## [WORK TO BE COMPLETED]
Which lines in the listing below contain "menu"? Copy each of them.

## [EXERCISE DATA]
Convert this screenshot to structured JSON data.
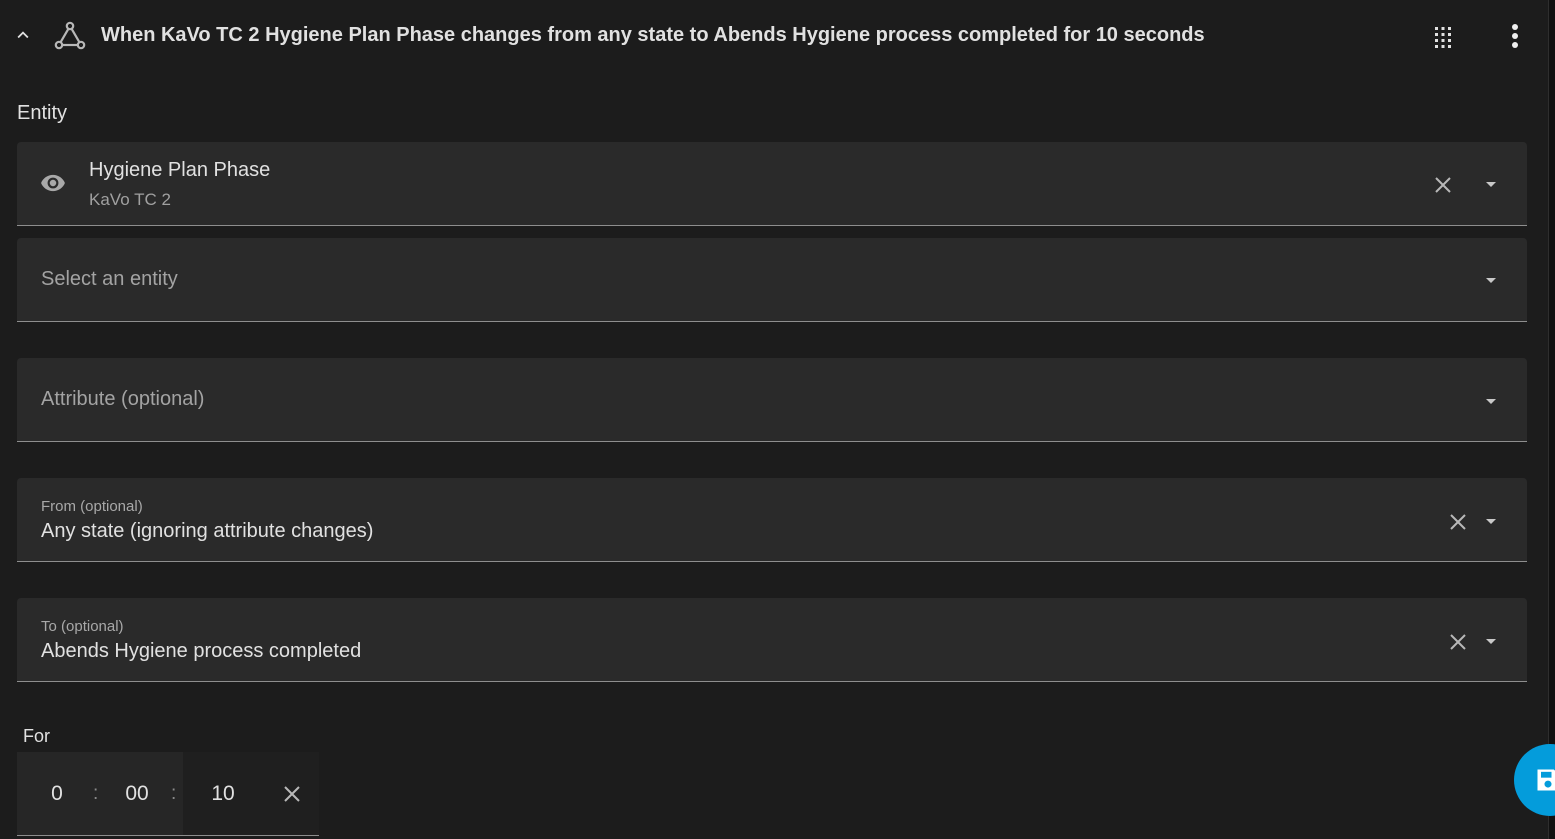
{
  "header": {
    "title": "When KaVo TC 2 Hygiene Plan Phase changes from any state to Abends Hygiene process completed for 10 seconds"
  },
  "entity_section": {
    "label": "Entity",
    "selected": {
      "name": "Hygiene Plan Phase",
      "device": "KaVo TC 2"
    },
    "add_placeholder": "Select an entity"
  },
  "attribute": {
    "placeholder": "Attribute (optional)"
  },
  "from": {
    "label": "From (optional)",
    "value": "Any state (ignoring attribute changes)"
  },
  "to": {
    "label": "To (optional)",
    "value": "Abends Hygiene process completed"
  },
  "for": {
    "label": "For",
    "hours": "0",
    "minutes": "00",
    "seconds": "10",
    "separator": ":"
  },
  "icons": {
    "collapse": "chevron-up-icon",
    "trigger": "state-trigger-icon",
    "drag": "drag-grid-icon",
    "menu": "more-vertical-icon",
    "entity": "eye-icon",
    "clear": "close-icon",
    "dropdown": "menu-down-icon",
    "save": "save-icon"
  },
  "colors": {
    "accent": "#049cdb",
    "field_bg": "#2a2a2a",
    "card_bg": "#1c1c1c"
  }
}
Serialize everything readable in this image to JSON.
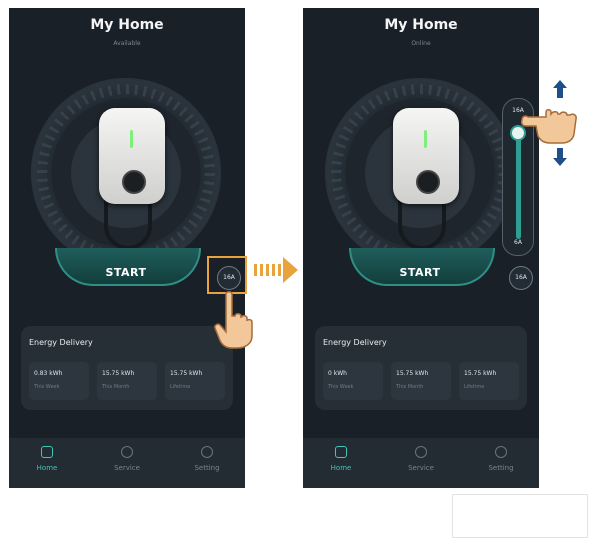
{
  "colors": {
    "background": "#1a2027",
    "accent": "#3fc7b7",
    "highlight": "#e8a33d"
  },
  "left_screen": {
    "title": "My Home",
    "subtitle": "Available",
    "start_label": "START",
    "amp_label": "16A",
    "energy": {
      "title": "Energy Delivery",
      "cells": [
        {
          "value": "0.83 kWh",
          "label": "This Week"
        },
        {
          "value": "15.75 kWh",
          "label": "This Month"
        },
        {
          "value": "15.75 kWh",
          "label": "Lifetime"
        }
      ]
    },
    "nav": [
      {
        "label": "Home",
        "icon": "home-icon"
      },
      {
        "label": "Service",
        "icon": "service-icon"
      },
      {
        "label": "Setting",
        "icon": "setting-icon"
      }
    ]
  },
  "right_screen": {
    "title": "My Home",
    "subtitle": "Online",
    "start_label": "START",
    "amp_label": "16A",
    "slider": {
      "max_label": "16A",
      "min_label": "6A",
      "level": 1.0
    },
    "energy": {
      "title": "Energy Delivery",
      "cells": [
        {
          "value": "0 kWh",
          "label": "This Week"
        },
        {
          "value": "15.75 kWh",
          "label": "This Month"
        },
        {
          "value": "15.75 kWh",
          "label": "Lifetime"
        }
      ]
    },
    "nav": [
      {
        "label": "Home",
        "icon": "home-icon"
      },
      {
        "label": "Service",
        "icon": "service-icon"
      },
      {
        "label": "Setting",
        "icon": "setting-icon"
      }
    ]
  }
}
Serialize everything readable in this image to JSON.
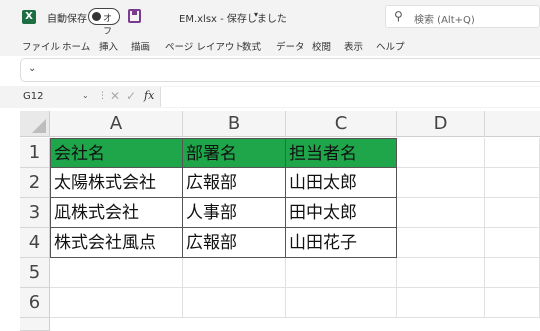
{
  "titlebar": {
    "app_icon": "excel-logo-icon",
    "app_icon_letter": "X",
    "autosave_label": "自動保存",
    "autosave_state": "オフ",
    "save_icon": "save-icon",
    "document_title": "EM.xlsx - 保存しました",
    "title_caret": "▾",
    "search_icon": "magnifier-icon",
    "search_glyph": "⚲",
    "search_placeholder": "検索 (Alt+Q)"
  },
  "menu": {
    "items": [
      "ファイル",
      "ホーム",
      "挿入",
      "描画",
      "ページ レイアウト",
      "数式",
      "データ",
      "校閲",
      "表示",
      "ヘルプ"
    ]
  },
  "ribbon": {
    "toggle_icon": "ribbon-expand-icon",
    "toggle_glyph": "⌄"
  },
  "formula_bar": {
    "name_box": "G12",
    "name_caret": "⌄",
    "separator": "⋮",
    "cancel_glyph": "✕",
    "enter_glyph": "✓",
    "fx_label": "fx",
    "value": ""
  },
  "grid": {
    "columns": [
      "A",
      "B",
      "C",
      "D"
    ],
    "rows": [
      "1",
      "2",
      "3",
      "4",
      "5",
      "6"
    ],
    "cells": [
      [
        "会社名",
        "部署名",
        "担当者名"
      ],
      [
        "太陽株式会社",
        "広報部",
        "山田太郎"
      ],
      [
        "凪株式会社",
        "人事部",
        "田中太郎"
      ],
      [
        "株式会社風点",
        "広報部",
        "山田花子"
      ]
    ],
    "header_fill": "#1fa54a"
  }
}
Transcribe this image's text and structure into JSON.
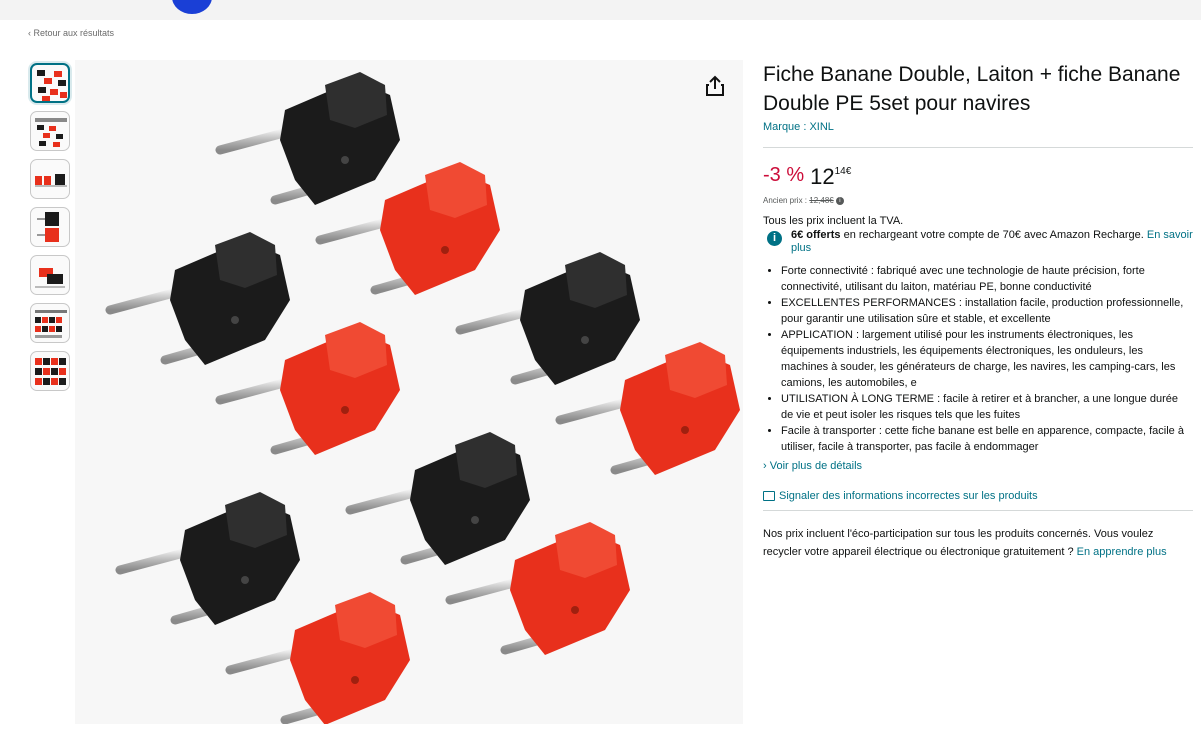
{
  "nav": {
    "back_label": "‹ Retour aux résultats"
  },
  "gallery": {
    "thumbnail_count": 7,
    "share_icon": "share-icon",
    "product_colors": {
      "black": "#1b1b1b",
      "red": "#e8301c",
      "metal": "#c9c9c9"
    }
  },
  "product": {
    "title": "Fiche Banane Double, Laiton + fiche Banane Double PE 5set pour navires",
    "brand": "Marque : XINL",
    "discount": "-3 %",
    "price_whole": "12",
    "price_fraction": "14€",
    "old_price_label": "Ancien prix :",
    "old_price_value": "12,48€",
    "tva_note": "Tous les prix incluent la TVA.",
    "offer_bold": "6€ offerts",
    "offer_text": " en rechargeant votre compte de 70€ avec Amazon Recharge. ",
    "offer_link": "En savoir plus",
    "bullets": [
      "Forte connectivité : fabriqué avec une technologie de haute précision, forte connectivité, utilisant du laiton, matériau PE, bonne conductivité",
      "EXCELLENTES PERFORMANCES : installation facile, production professionnelle, pour garantir une utilisation sûre et stable, et excellente",
      "APPLICATION : largement utilisé pour les instruments électroniques, les équipements industriels, les équipements électroniques, les onduleurs, les machines à souder, les générateurs de charge, les navires, les camping-cars, les camions, les automobiles, e",
      "UTILISATION À LONG TERME : facile à retirer et à brancher, a une longue durée de vie et peut isoler les risques tels que les fuites",
      "Facile à transporter : cette fiche banane est belle en apparence, compacte, facile à utiliser, facile à transporter, pas facile à endommager"
    ],
    "more_details": "› Voir plus de détails",
    "report_label": "Signaler des informations incorrectes sur les produits",
    "eco_text": "Nos prix incluent l'éco-participation sur tous les produits concernés. Vous voulez recycler votre appareil électrique ou électronique gratuitement ? ",
    "eco_link": "En apprendre plus"
  }
}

## [ANSWER SPACE]
    "menu": "more-vertical-icon",
    "dropdown": "menu-down-icon",
  "menu": {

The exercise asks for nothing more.